Leave out the pictures and print the records below exactly.
.....
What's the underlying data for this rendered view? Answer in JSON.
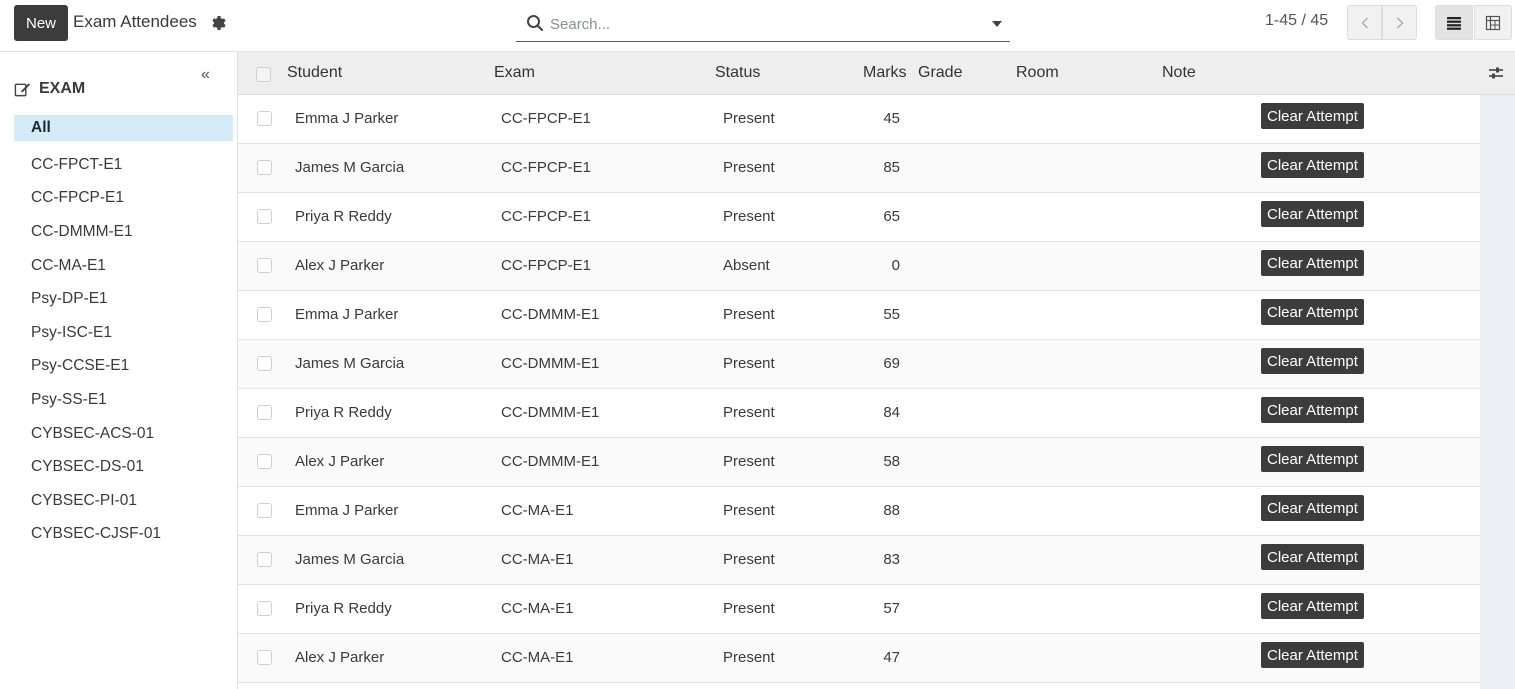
{
  "header": {
    "new_label": "New",
    "title": "Exam Attendees",
    "search_placeholder": "Search...",
    "pager": "1-45 / 45"
  },
  "sidebar": {
    "collapse_glyph": "«",
    "title": "EXAM",
    "items": [
      {
        "label": "All",
        "active": true
      },
      {
        "label": "CC-FPCT-E1"
      },
      {
        "label": "CC-FPCP-E1"
      },
      {
        "label": "CC-DMMM-E1"
      },
      {
        "label": "CC-MA-E1"
      },
      {
        "label": "Psy-DP-E1"
      },
      {
        "label": "Psy-ISC-E1"
      },
      {
        "label": "Psy-CCSE-E1"
      },
      {
        "label": "Psy-SS-E1"
      },
      {
        "label": "CYBSEC-ACS-01"
      },
      {
        "label": "CYBSEC-DS-01"
      },
      {
        "label": "CYBSEC-PI-01"
      },
      {
        "label": "CYBSEC-CJSF-01"
      }
    ]
  },
  "table": {
    "columns": {
      "student": "Student",
      "exam": "Exam",
      "status": "Status",
      "marks": "Marks",
      "grade": "Grade",
      "room": "Room",
      "note": "Note"
    },
    "clear_label": "Clear Attempt",
    "rows": [
      {
        "student": "Emma J Parker",
        "exam": "CC-FPCP-E1",
        "status": "Present",
        "marks": "45"
      },
      {
        "student": "James M Garcia",
        "exam": "CC-FPCP-E1",
        "status": "Present",
        "marks": "85"
      },
      {
        "student": "Priya R Reddy",
        "exam": "CC-FPCP-E1",
        "status": "Present",
        "marks": "65"
      },
      {
        "student": "Alex J Parker",
        "exam": "CC-FPCP-E1",
        "status": "Absent",
        "marks": "0"
      },
      {
        "student": "Emma J Parker",
        "exam": "CC-DMMM-E1",
        "status": "Present",
        "marks": "55"
      },
      {
        "student": "James M Garcia",
        "exam": "CC-DMMM-E1",
        "status": "Present",
        "marks": "69"
      },
      {
        "student": "Priya R Reddy",
        "exam": "CC-DMMM-E1",
        "status": "Present",
        "marks": "84"
      },
      {
        "student": "Alex J Parker",
        "exam": "CC-DMMM-E1",
        "status": "Present",
        "marks": "58"
      },
      {
        "student": "Emma J Parker",
        "exam": "CC-MA-E1",
        "status": "Present",
        "marks": "88"
      },
      {
        "student": "James M Garcia",
        "exam": "CC-MA-E1",
        "status": "Present",
        "marks": "83"
      },
      {
        "student": "Priya R Reddy",
        "exam": "CC-MA-E1",
        "status": "Present",
        "marks": "57"
      },
      {
        "student": "Alex J Parker",
        "exam": "CC-MA-E1",
        "status": "Present",
        "marks": "47"
      }
    ]
  }
}
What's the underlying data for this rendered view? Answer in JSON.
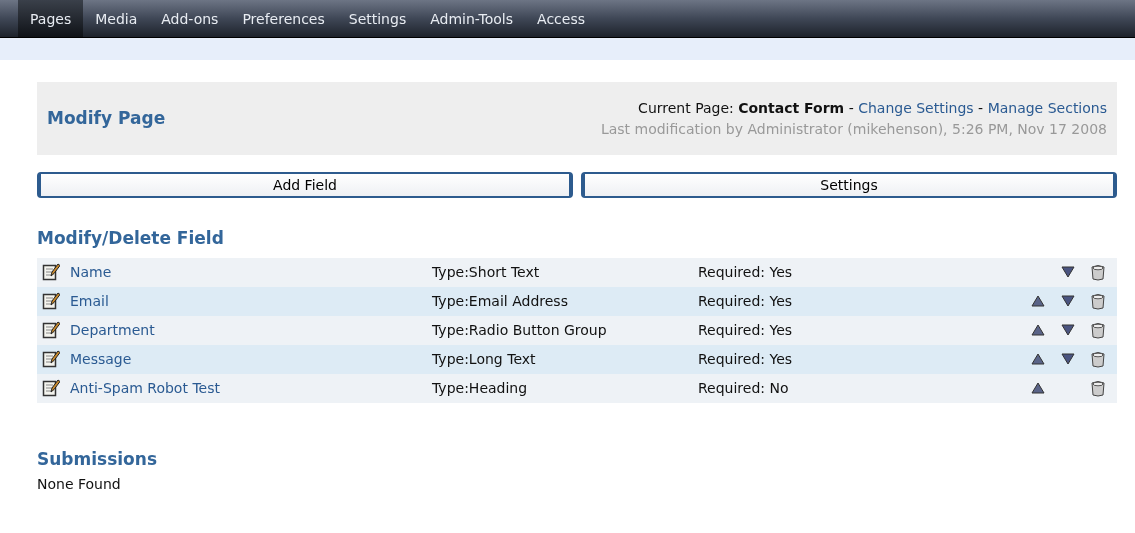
{
  "menu": [
    {
      "label": "Pages",
      "selected": true
    },
    {
      "label": "Media",
      "selected": false
    },
    {
      "label": "Add-ons",
      "selected": false
    },
    {
      "label": "Preferences",
      "selected": false
    },
    {
      "label": "Settings",
      "selected": false
    },
    {
      "label": "Admin-Tools",
      "selected": false
    },
    {
      "label": "Access",
      "selected": false
    }
  ],
  "header": {
    "title": "Modify Page",
    "current_label": "Current Page:",
    "current_page": "Contact Form",
    "separator_1": "-",
    "change_settings": "Change Settings",
    "separator_2": "-",
    "manage_sections": "Manage Sections",
    "last_modification": "Last modification by Administrator (mikehenson), 5:26 PM, Nov 17 2008"
  },
  "buttons": [
    "Add Field",
    "Settings"
  ],
  "fields_heading": "Modify/Delete Field",
  "fields": [
    {
      "name": "Name",
      "type": "Type:Short Text",
      "required": "Required: Yes",
      "can_move_up": false,
      "can_move_down": true
    },
    {
      "name": "Email",
      "type": "Type:Email Address",
      "required": "Required: Yes",
      "can_move_up": true,
      "can_move_down": true
    },
    {
      "name": "Department",
      "type": "Type:Radio Button Group",
      "required": "Required: Yes",
      "can_move_up": true,
      "can_move_down": true
    },
    {
      "name": "Message",
      "type": "Type:Long Text",
      "required": "Required: Yes",
      "can_move_up": true,
      "can_move_down": true
    },
    {
      "name": "Anti-Spam Robot Test",
      "type": "Type:Heading",
      "required": "Required: No",
      "can_move_up": true,
      "can_move_down": false
    }
  ],
  "submissions": {
    "heading": "Submissions",
    "text": "None Found"
  }
}
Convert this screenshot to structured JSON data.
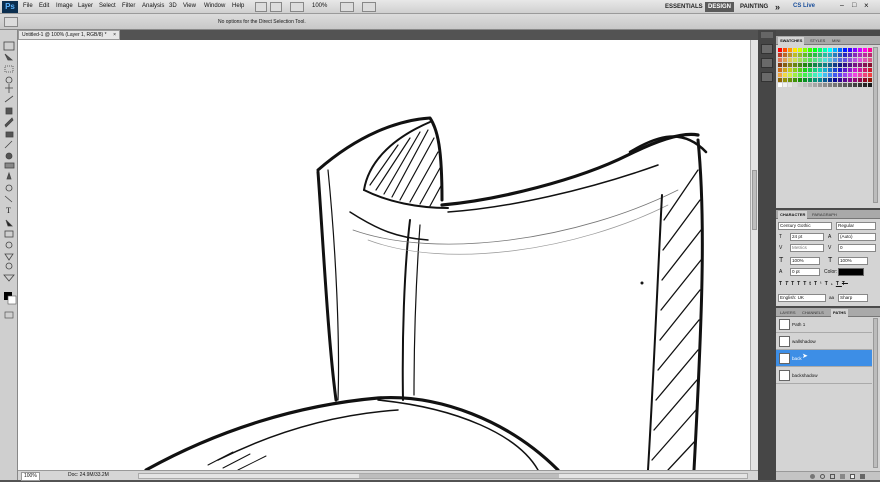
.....
SOLUTION TO THIS PROBLEM:
What's the underlying data for this rendered view? Answer in JSON.
{
  "header": {
    "new_label": "New",
    "title": "Exam Attendees",
    "search_placeholder": "Search...",
    "pager": "1-45 / 45"
  },
  "sidebar": {
    "collapse_glyph": "«",
    "title": "EXAM",
    "items": [
      {
        "label": "All",
        "active": true
      },
      {
        "label": "CC-FPCT-E1"
      },
      {
        "label": "CC-FPCP-E1"
      },
      {
        "label": "CC-DMMM-E1"
      },
      {
        "label": "CC-MA-E1"
      },
      {
        "label": "Psy-DP-E1"
      },
      {
        "label": "Psy-ISC-E1"
      },
      {
        "label": "Psy-CCSE-E1"
      },
      {
        "label": "Psy-SS-E1"
      },
      {
        "label": "CYBSEC-ACS-01"
      },
      {
        "label": "CYBSEC-DS-01"
      },
      {
        "label": "CYBSEC-PI-01"
      },
      {
        "label": "CYBSEC-CJSF-01"
      }
    ]
  },
  "table": {
    "columns": {
      "student": "Student",
      "exam": "Exam",
      "status": "Status",
      "marks": "Marks",
      "grade": "Grade",
      "room": "Room",
      "note": "Note"
    },
    "clear_label": "Clear Attempt",
    "rows": [
      {
        "student": "Emma J Parker",
        "exam": "CC-FPCP-E1",
        "status": "Present",
        "marks": "45"
      },
      {
        "student": "James M Garcia",
        "exam": "CC-FPCP-E1",
        "status": "Present",
        "marks": "85"
      },
      {
        "student": "Priya R Reddy",
        "exam": "CC-FPCP-E1",
        "status": "Present",
        "marks": "65"
      },
      {
        "student": "Alex J Parker",
        "exam": "CC-FPCP-E1",
        "status": "Absent",
        "marks": "0"
      },
      {
        "student": "Emma J Parker",
        "exam": "CC-DMMM-E1",
        "status": "Present",
        "marks": "55"
      },
      {
        "student": "James M Garcia",
        "exam": "CC-DMMM-E1",
        "status": "Present",
        "marks": "69"
      },
      {
        "student": "Priya R Reddy",
        "exam": "CC-DMMM-E1",
        "status": "Present",
        "marks": "84"
      },
      {
        "student": "Alex J Parker",
        "exam": "CC-DMMM-E1",
        "status": "Present",
        "marks": "58"
      },
      {
        "student": "Emma J Parker",
        "exam": "CC-MA-E1",
        "status": "Present",
        "marks": "88"
      },
      {
        "student": "James M Garcia",
        "exam": "CC-MA-E1",
        "status": "Present",
        "marks": "83"
      },
      {
        "student": "Priya R Reddy",
        "exam": "CC-MA-E1",
        "status": "Present",
        "marks": "57"
      },
      {
        "student": "Alex J Parker",
        "exam": "CC-MA-E1",
        "status": "Present",
        "marks": "47"
      }
    ]
  }
}
What's the underlying data for this rendered view? Answer in JSON.
{
  "menu": [
    {
      "label": "Pages",
      "selected": true
    },
    {
      "label": "Media",
      "selected": false
    },
    {
      "label": "Add-ons",
      "selected": false
    },
    {
      "label": "Preferences",
      "selected": false
    },
    {
      "label": "Settings",
      "selected": false
    },
    {
      "label": "Admin-Tools",
      "selected": false
    },
    {
      "label": "Access",
      "selected": false
    }
  ],
  "header": {
    "title": "Modify Page",
    "current_label": "Current Page:",
    "current_page": "Contact Form",
    "separator_1": "-",
    "change_settings": "Change Settings",
    "separator_2": "-",
    "manage_sections": "Manage Sections",
    "last_modification": "Last modification by Administrator (mikehenson), 5:26 PM, Nov 17 2008"
  },
  "buttons": [
    "Add Field",
    "Settings"
  ],
  "fields_heading": "Modify/Delete Field",
  "fields": [
    {
      "name": "Name",
      "type": "Type:Short Text",
      "required": "Required: Yes",
      "can_move_up": false,
      "can_move_down": true
    },
    {
      "name": "Email",
      "type": "Type:Email Address",
      "required": "Required: Yes",
      "can_move_up": true,
      "can_move_down": true
    },
    {
      "name": "Department",
      "type": "Type:Radio Button Group",
      "required": "Required: Yes",
      "can_move_up": true,
      "can_move_down": true
    },
    {
      "name": "Message",
      "type": "Type:Long Text",
      "required": "Required: Yes",
      "can_move_up": true,
      "can_move_down": true
    },
    {
      "name": "Anti-Spam Robot Test",
      "type": "Type:Heading",
      "required": "Required: No",
      "can_move_up": true,
      "can_move_down": false
    }
  ],
  "submissions": {
    "heading": "Submissions",
    "text": "None Found"
  }
}
Convert this screenshot to structured JSON data.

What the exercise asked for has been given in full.